TO DO:
Every line of the material that includes the word "description" is to be shown.

──────

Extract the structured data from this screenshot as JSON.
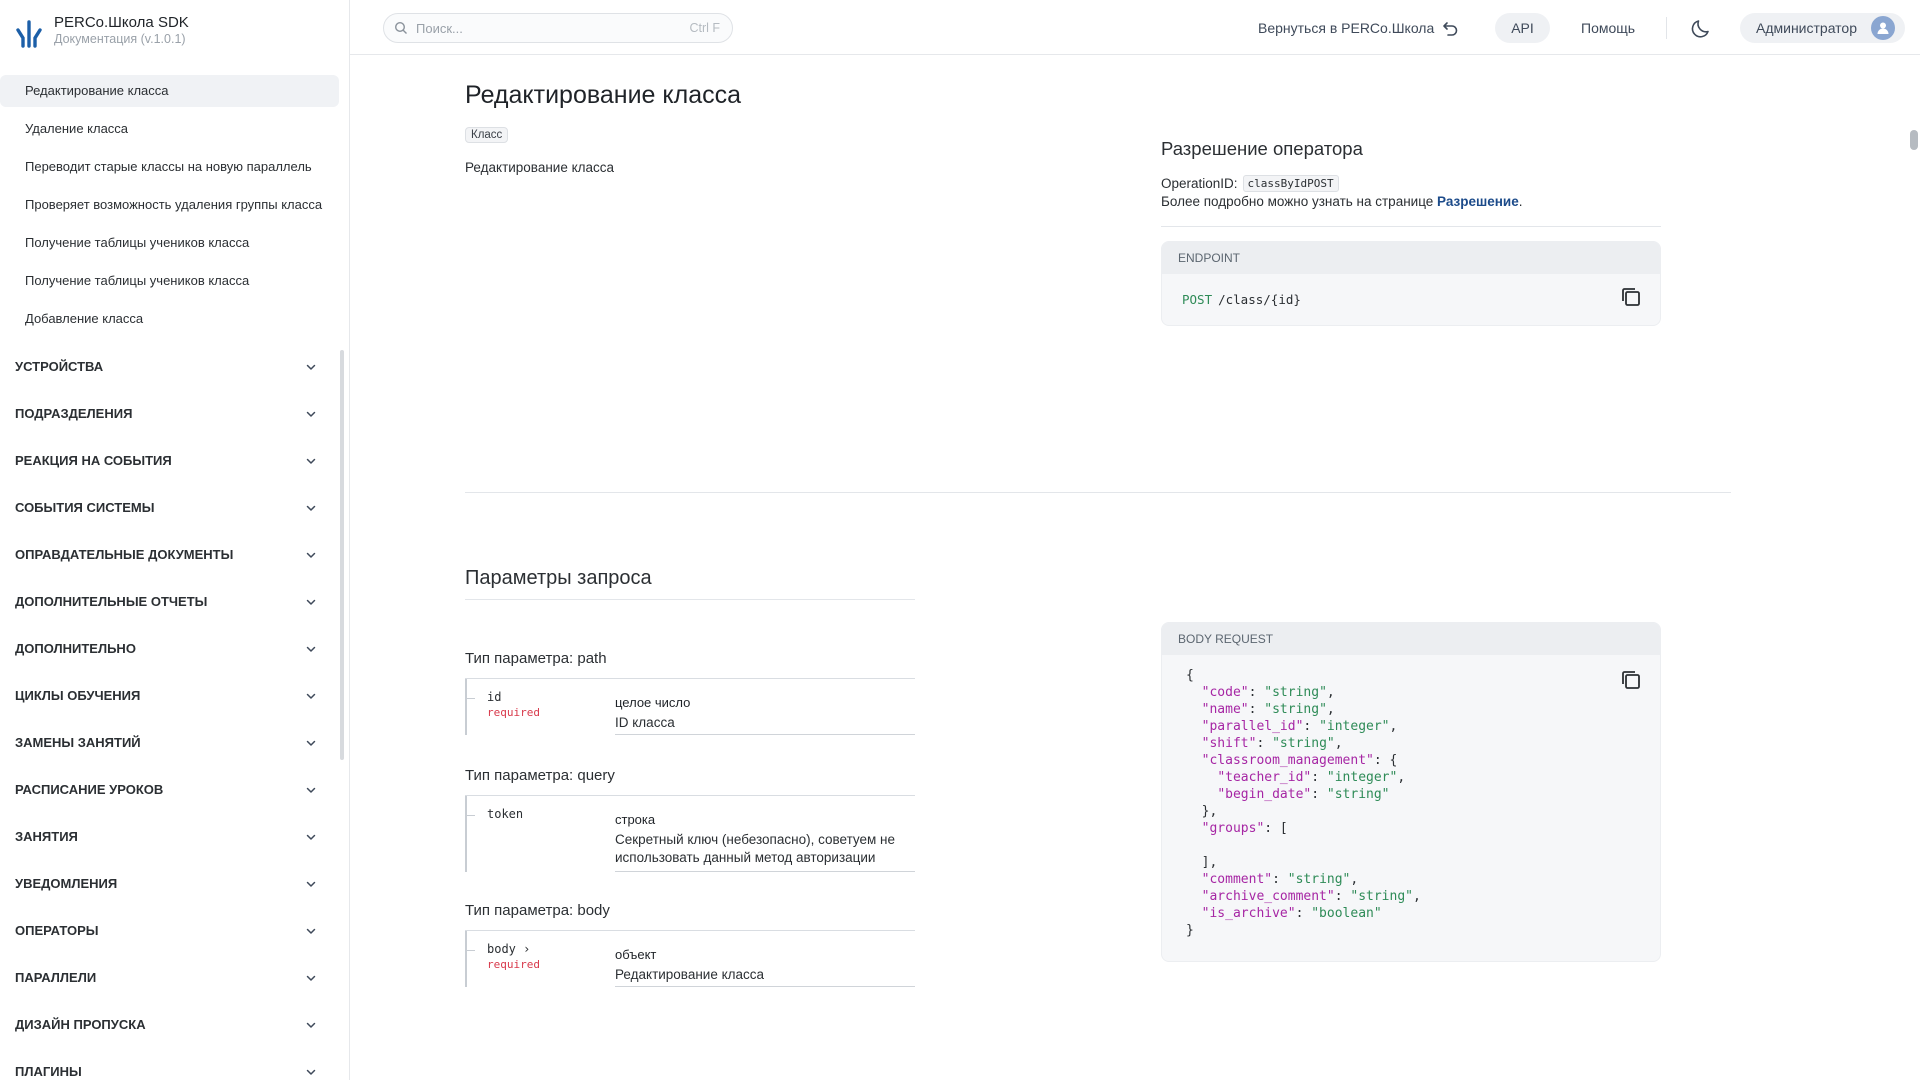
{
  "brand": {
    "title": "PERCo.Школа SDK",
    "subtitle": "Документация (v.1.0.1)"
  },
  "sidebar": {
    "items": [
      {
        "label": "Редактирование класса",
        "active": true
      },
      {
        "label": "Удаление класса"
      },
      {
        "label": "Переводит старые классы на новую параллель"
      },
      {
        "label": "Проверяет возможность удаления группы класса"
      },
      {
        "label": "Получение таблицы учеников класса"
      },
      {
        "label": "Получение таблицы учеников класса"
      },
      {
        "label": "Добавление класса"
      }
    ],
    "groups": [
      "УСТРОЙСТВА",
      "ПОДРАЗДЕЛЕНИЯ",
      "РЕАКЦИЯ НА СОБЫТИЯ",
      "СОБЫТИЯ СИСТЕМЫ",
      "ОПРАВДАТЕЛЬНЫЕ ДОКУМЕНТЫ",
      "ДОПОЛНИТЕЛЬНЫЕ ОТЧЕТЫ",
      "ДОПОЛНИТЕЛЬНО",
      "ЦИКЛЫ ОБУЧЕНИЯ",
      "ЗАМЕНЫ ЗАНЯТИЙ",
      "РАСПИСАНИЕ УРОКОВ",
      "ЗАНЯТИЯ",
      "УВЕДОМЛЕНИЯ",
      "ОПЕРАТОРЫ",
      "ПАРАЛЛЕЛИ",
      "ДИЗАЙН ПРОПУСКА",
      "ПЛАГИНЫ"
    ]
  },
  "topbar": {
    "search_placeholder": "Поиск...",
    "search_shortcut": "Ctrl F",
    "back_label": "Вернуться в PERCo.Школа",
    "api_label": "API",
    "help_label": "Помощь",
    "user_label": "Администратор"
  },
  "page": {
    "title": "Редактирование класса",
    "tag": "Класс",
    "description": "Редактирование класса"
  },
  "permission": {
    "title": "Разрешение оператора",
    "operation_label": "OperationID:",
    "operation_id": "classByIdPOST",
    "more_text": "Более подробно можно узнать на странице ",
    "more_link": "Разрешение",
    "more_suffix": "."
  },
  "endpoint": {
    "header": "ENDPOINT",
    "method": "POST",
    "path": "/class/{id}"
  },
  "params": {
    "title": "Параметры запроса",
    "sections": [
      {
        "type_label": "Тип параметра: path",
        "name": "id",
        "required": "required",
        "type": "целое число",
        "description": "ID класса"
      },
      {
        "type_label": "Тип параметра: query",
        "name": "token",
        "required": "",
        "type": "строка",
        "description": "Секретный ключ (небезопасно), советуем не использовать данный метод авторизации"
      },
      {
        "type_label": "Тип параметра: body",
        "name": "body ›",
        "required": "required",
        "type": "объект",
        "description": "Редактирование класса"
      }
    ]
  },
  "body_request": {
    "header": "BODY REQUEST",
    "lines": [
      {
        "indent": "",
        "text": "{"
      },
      {
        "indent": "  ",
        "key": "\"code\"",
        "value": "\"string\"",
        "end": ","
      },
      {
        "indent": "  ",
        "key": "\"name\"",
        "value": "\"string\"",
        "end": ","
      },
      {
        "indent": "  ",
        "key": "\"parallel_id\"",
        "value": "\"integer\"",
        "end": ","
      },
      {
        "indent": "  ",
        "key": "\"shift\"",
        "value": "\"string\"",
        "end": ","
      },
      {
        "indent": "  ",
        "key": "\"classroom_management\"",
        "value": "",
        "end": ": {"
      },
      {
        "indent": "    ",
        "key": "\"teacher_id\"",
        "value": "\"integer\"",
        "end": ","
      },
      {
        "indent": "    ",
        "key": "\"begin_date\"",
        "value": "\"string\"",
        "end": ""
      },
      {
        "indent": "  ",
        "text": "},"
      },
      {
        "indent": "  ",
        "key": "\"groups\"",
        "value": "",
        "end": ": ["
      },
      {
        "indent": "",
        "text": ""
      },
      {
        "indent": "  ",
        "text": "],"
      },
      {
        "indent": "  ",
        "key": "\"comment\"",
        "value": "\"string\"",
        "end": ","
      },
      {
        "indent": "  ",
        "key": "\"archive_comment\"",
        "value": "\"string\"",
        "end": ","
      },
      {
        "indent": "  ",
        "key": "\"is_archive\"",
        "value": "\"boolean\"",
        "end": ""
      },
      {
        "indent": "",
        "text": "}"
      }
    ]
  },
  "colors": {
    "accent": "#1c4b8a",
    "required": "#d8394b",
    "string": "#2e8b57",
    "key": "#a626a4"
  }
}
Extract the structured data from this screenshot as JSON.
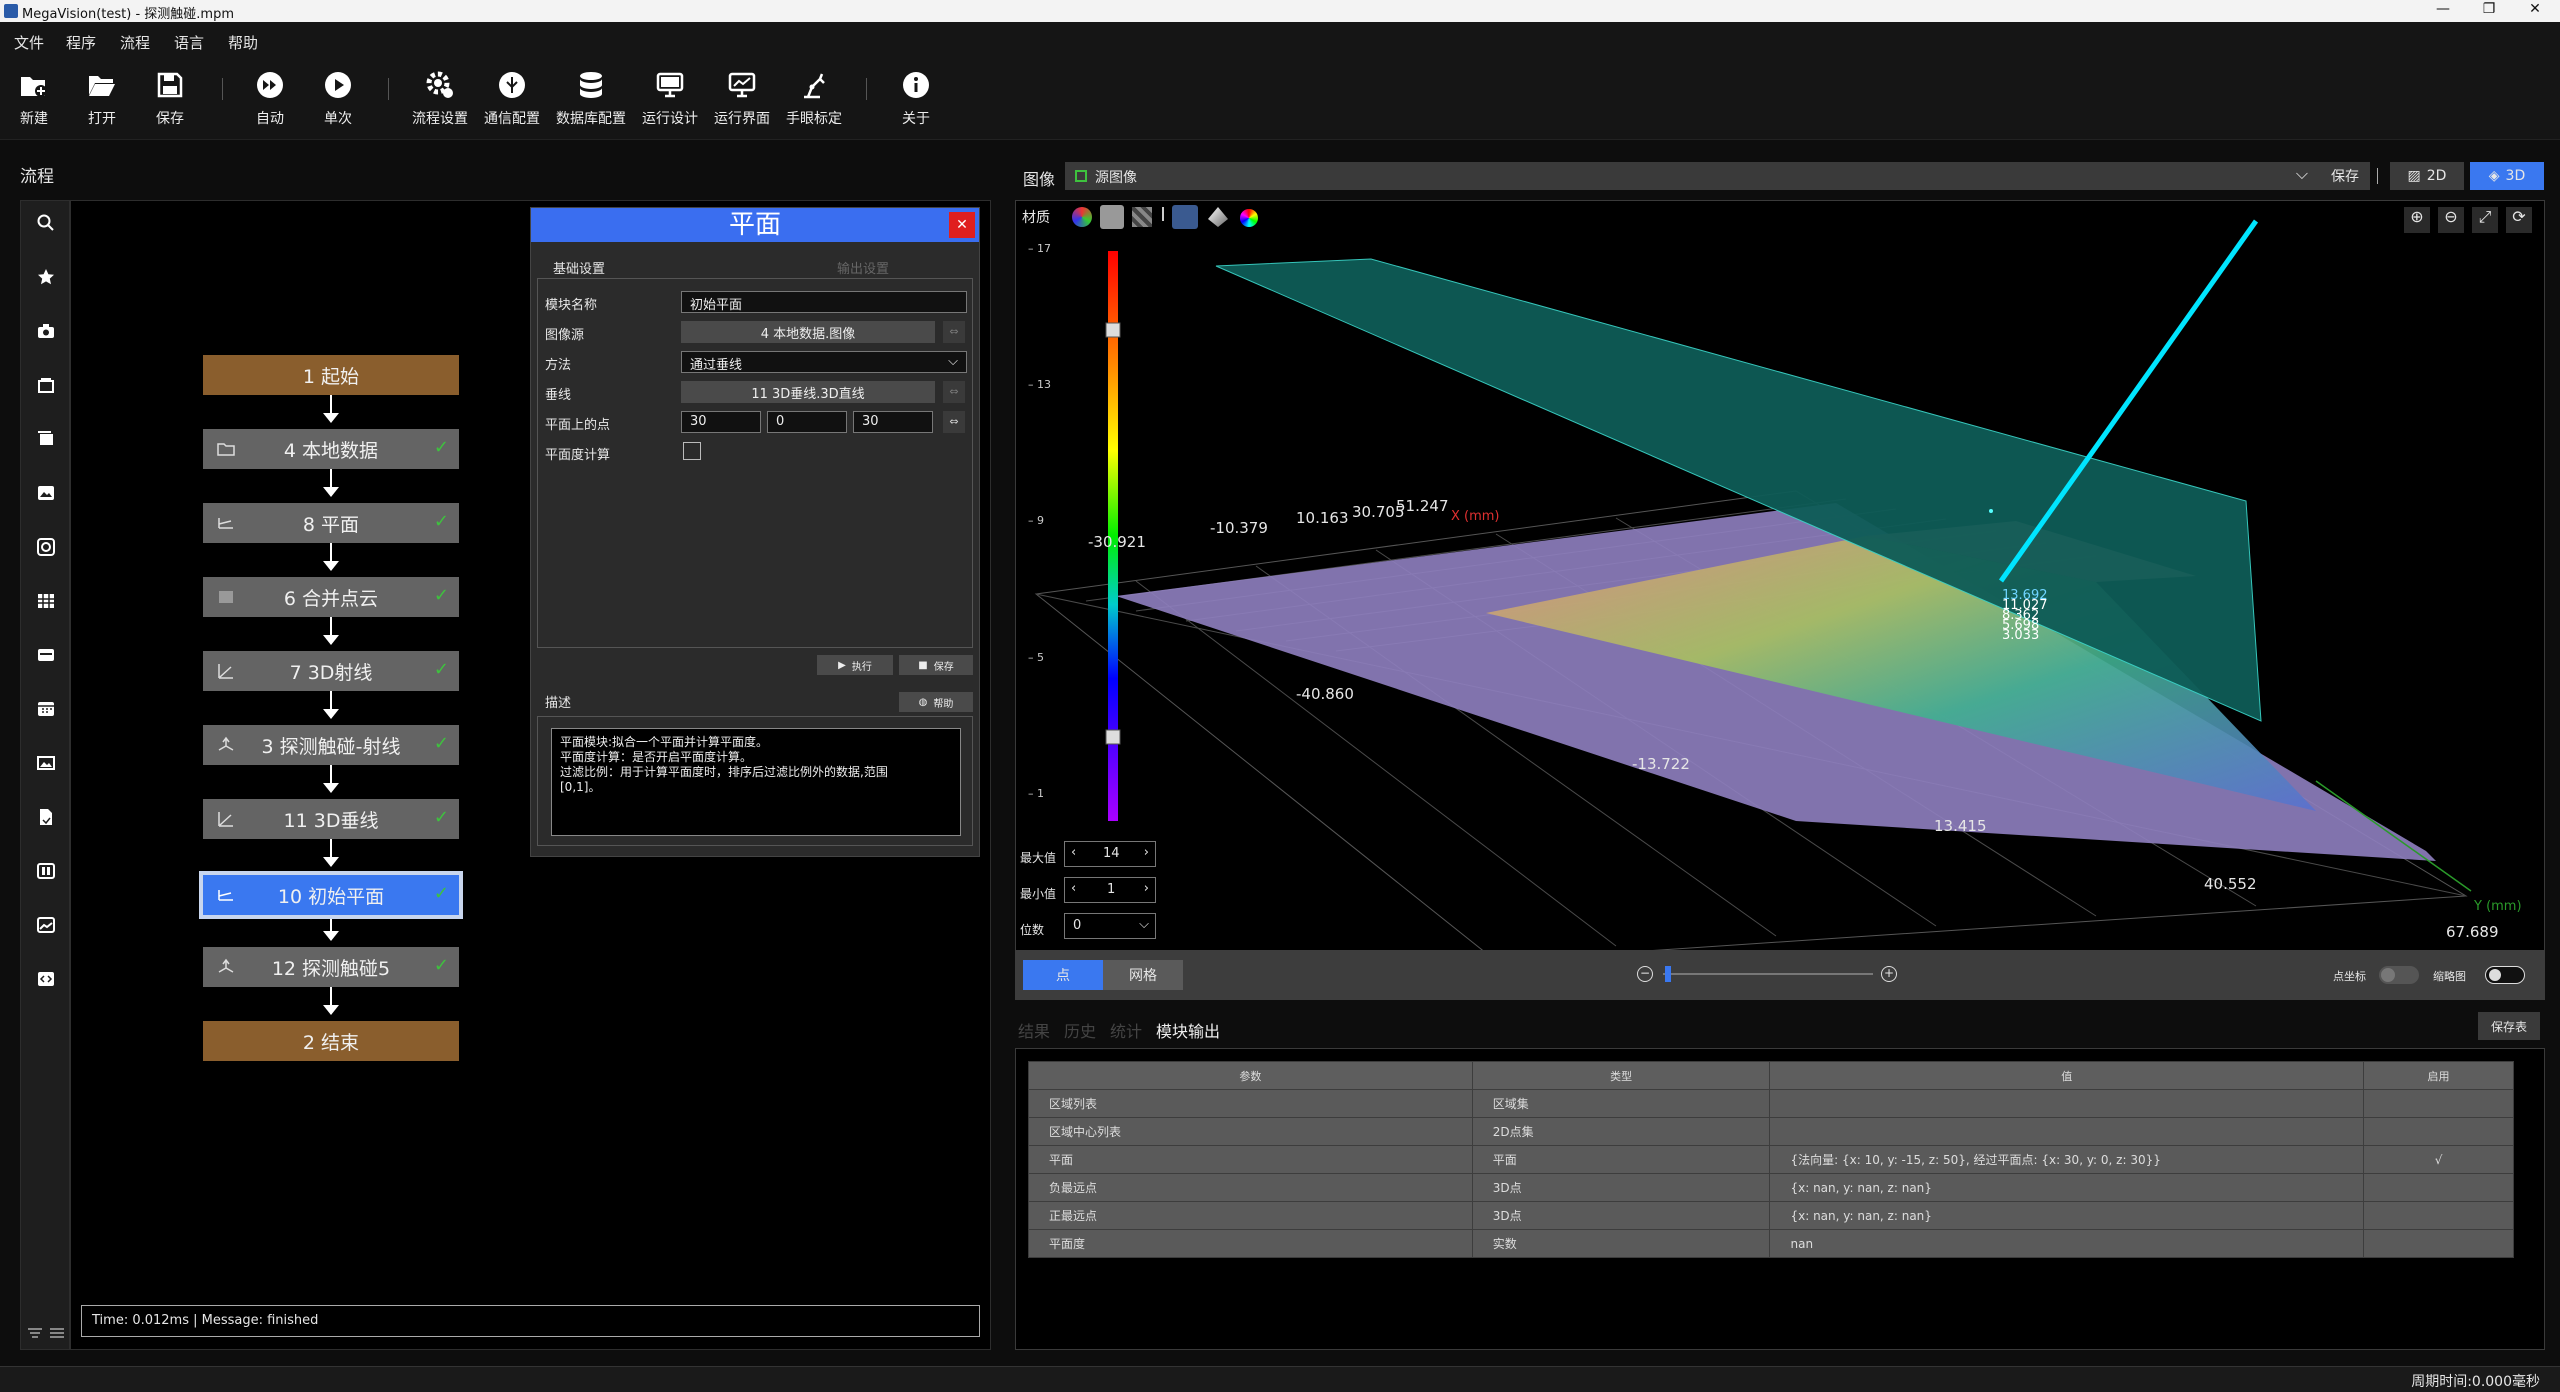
{
  "window": {
    "title": "MegaVision(test) - 探测触碰.mpm"
  },
  "menu": [
    "文件",
    "程序",
    "流程",
    "语言",
    "帮助"
  ],
  "toolbar": {
    "new": "新建",
    "open": "打开",
    "save": "保存",
    "auto": "自动",
    "single": "单次",
    "flow_settings": "流程设置",
    "comm_config": "通信配置",
    "db_config": "数据库配置",
    "run_design": "运行设计",
    "run_ui": "运行界面",
    "hand_eye": "手眼标定",
    "about": "关于"
  },
  "left": {
    "title": "流程"
  },
  "flow": {
    "nodes": [
      {
        "label": "1 起始"
      },
      {
        "label": "4 本地数据"
      },
      {
        "label": "8 平面"
      },
      {
        "label": "6 合并点云"
      },
      {
        "label": "7 3D射线"
      },
      {
        "label": "3 探测触碰-射线"
      },
      {
        "label": "11 3D垂线"
      },
      {
        "label": "10 初始平面"
      },
      {
        "label": "12 探测触碰5"
      },
      {
        "label": "2 结束"
      }
    ],
    "status": "Time: 0.012ms |  Message: finished"
  },
  "dialog": {
    "title": "平面",
    "tab_basic": "基础设置",
    "tab_output": "输出设置",
    "module_name_label": "模块名称",
    "module_name_value": "初始平面",
    "image_source_label": "图像源",
    "image_source_value": "4 本地数据.图像",
    "method_label": "方法",
    "method_value": "通过垂线",
    "perp_label": "垂线",
    "perp_value": "11 3D垂线.3D直线",
    "point_label": "平面上的点",
    "point_x": "30",
    "point_y": "0",
    "point_z": "30",
    "flatness_label": "平面度计算",
    "exec_btn": "执行",
    "save_btn": "保存",
    "desc_label": "描述",
    "help_btn": "帮助",
    "desc_line1": "平面模块:拟合一个平面并计算平面度。",
    "desc_line2": "平面度计算：是否开启平面度计算。",
    "desc_line3": "过滤比例：用于计算平面度时，排序后过滤比例外的数据,范围",
    "desc_line4": "[0,1]。"
  },
  "viewer": {
    "image_label": "图像",
    "source": "源图像",
    "save": "保存",
    "btn_2d": "2D",
    "btn_3d": "3D",
    "material": "材质",
    "colorbar_ticks": [
      "17",
      "13",
      "9",
      "5",
      "1"
    ],
    "colorbar_ticks_y": [
      17,
      13,
      9,
      5,
      1
    ],
    "axis_labels": {
      "x": "X (mm)",
      "y": "Y (mm)"
    },
    "x_ticks": [
      "-30.921",
      "-10.379",
      "10.163",
      "30.705",
      "51.247"
    ],
    "y_ticks": [
      "-40.860",
      "-13.722",
      "13.415",
      "40.552",
      "67.689"
    ],
    "z_values": [
      "13.692",
      "11.027",
      "8.362",
      "5.698",
      "3.033"
    ],
    "max_label": "最大值",
    "max_value": "14",
    "min_label": "最小值",
    "min_value": "1",
    "digits_label": "位数",
    "digits_value": "0",
    "tab_point": "点",
    "tab_mesh": "网格",
    "point_coord": "点坐标",
    "thumbnail": "缩略图"
  },
  "results": {
    "tabs": [
      "结果",
      "历史",
      "统计",
      "模块输出"
    ],
    "save_table": "保存表",
    "headers": [
      "参数",
      "类型",
      "值",
      "启用"
    ],
    "rows": [
      [
        "区域列表",
        "区域集",
        "",
        ""
      ],
      [
        "区域中心列表",
        "2D点集",
        "",
        ""
      ],
      [
        "平面",
        "平面",
        "{法向量: {x: 10, y: -15, z: 50}, 经过平面点: {x: 30, y: 0, z: 30}}",
        "√"
      ],
      [
        "负最远点",
        "3D点",
        "{x: nan, y: nan, z: nan}",
        ""
      ],
      [
        "正最远点",
        "3D点",
        "{x: nan, y: nan, z: nan}",
        ""
      ],
      [
        "平面度",
        "实数",
        "nan",
        ""
      ]
    ]
  },
  "footer": {
    "cycle_time": "周期时间:0.000毫秒"
  },
  "colors": {
    "accent": "#3a78f0",
    "terminal": "#8a5e2d",
    "node": "#646464",
    "check": "#3ec23e"
  }
}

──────

TASK SOLUTION:
    "description": "Редактирование класса"
        "description": "ID класса"
        "description": "Секретный ключ (небезопасно), советуем не использовать данный метод авторизации"
        "description": "Редактирование класса"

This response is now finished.